execu ri on of J em Su Iran 67-8 murder ofIbrahim 71

siege 0 f Rhodes 66--7

siege of Vienna 71

trearmen I 0 f C h ri 5 tians 68--9 war with Venice 76--8

Sultan Hurni (Yeni-Shehir), battle of II Syria "I

Tahriz 64, 7),74

Tahmasp, King of Persia 1,4',74, '44 Tamburlan Sachatai, Emperor of the Tartar>


Taut bei {Daud, Bey of Callipoli) 6) Tauth (Davud) Bey j7, 114

taxation 2.6) II6, ] [9~ 12]-2) 1:2.4 Theodore II, Despot at Mistra ~8 Theodore Bochalis 36

Theodore Canracuzene JI Theodore Dissipate (Disyparos) 3G Thessalonica xii, xv-xvi

Thomas Palaiologos, Despot )6--7 Thomas; Nigro 69
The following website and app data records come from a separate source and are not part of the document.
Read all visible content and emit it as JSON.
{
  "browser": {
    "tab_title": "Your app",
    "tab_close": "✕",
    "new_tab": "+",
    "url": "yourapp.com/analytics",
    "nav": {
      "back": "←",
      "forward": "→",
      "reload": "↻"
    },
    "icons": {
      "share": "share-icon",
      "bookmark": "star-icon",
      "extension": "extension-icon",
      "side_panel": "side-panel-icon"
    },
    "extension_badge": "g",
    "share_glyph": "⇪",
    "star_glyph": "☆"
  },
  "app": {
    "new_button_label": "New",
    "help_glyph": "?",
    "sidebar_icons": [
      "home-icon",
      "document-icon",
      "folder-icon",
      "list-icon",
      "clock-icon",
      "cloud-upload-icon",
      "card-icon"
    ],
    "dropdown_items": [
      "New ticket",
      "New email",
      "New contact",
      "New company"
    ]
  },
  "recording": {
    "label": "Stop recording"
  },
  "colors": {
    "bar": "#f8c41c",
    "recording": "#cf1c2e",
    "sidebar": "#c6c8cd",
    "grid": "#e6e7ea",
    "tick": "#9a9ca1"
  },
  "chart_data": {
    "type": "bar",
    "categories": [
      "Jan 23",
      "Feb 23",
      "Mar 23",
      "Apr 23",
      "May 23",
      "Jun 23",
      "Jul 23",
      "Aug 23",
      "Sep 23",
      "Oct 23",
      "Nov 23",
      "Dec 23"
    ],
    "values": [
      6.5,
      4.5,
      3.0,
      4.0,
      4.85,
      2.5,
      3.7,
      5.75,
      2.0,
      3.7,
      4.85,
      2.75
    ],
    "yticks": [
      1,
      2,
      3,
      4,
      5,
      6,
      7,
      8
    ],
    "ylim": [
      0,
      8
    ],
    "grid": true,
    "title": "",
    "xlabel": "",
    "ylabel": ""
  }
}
Tirnur-lenk (Tamburlan Sachatai, Emperor of the Tartars) z )-4

Tommaso de Vio, Cardinal, Bishop of Gaera

('9 Torlacchi '38

Tornikes, Theodore '4-'1 Treasury 116, "9


Trehizond 40

Trevisano, Melchior (Marchio) )8 tributes tU

Tricase 7\

Tuman Bey (Tornobei), Sultan 64 Turachan (lord of the Turks) I I Ttl rahan Bey 27

Ulrich II, Count of Ci11y xvii, 39

U zun Hassan (U zurn Cassano), King of Persia 41,46

Valona 2),)9

Varna, battle of 29-)0, '41 Venice '9, V

treaties: with B ayezid II xiii, 62; with Mehmed 1I49

wars: Bayezid II 17--6~; Mehmed II 4'-4,

48; S uleiman I 76--8

Vetruri, Giovanni {Zuan Vetruri) 76, 77 Vienna 7', 72

Villiers de l'Isle Adam, Philippe de, Grand Master of Rhodes 67

Viziers, r3-'4


Vizye (Visu) 26 Vjosa (V oiosa) 19

Vlad (Vlatheo) I V of W allachia ) 6

Vladislav (Ladislas), Duke of St Saba xvii, 44 VI adislav (Ladislas) Ill, King of Hungary and

Poland 30

Vlatko (Vlatheo) Vuk1'ic of St Saba 44

Wall.mia IU wine 127, 'J2

Yeni-Shehir (Sultan Humi), battle of 1\ Yunus Bey (Ionusbei Dragomano) 76

Z adar (Zara) 77 Z aiusbassi 6)

Z akynthos Jl Z

Zoe Cantacuzene xviii

Zoe Palaiologos 37 Zonchio (Nav a rino) 19,60

Zuan Francesco B rancha di F u li gno 69 Z uan Maria S rraticopulo (john Maria

Strategopoulos) 72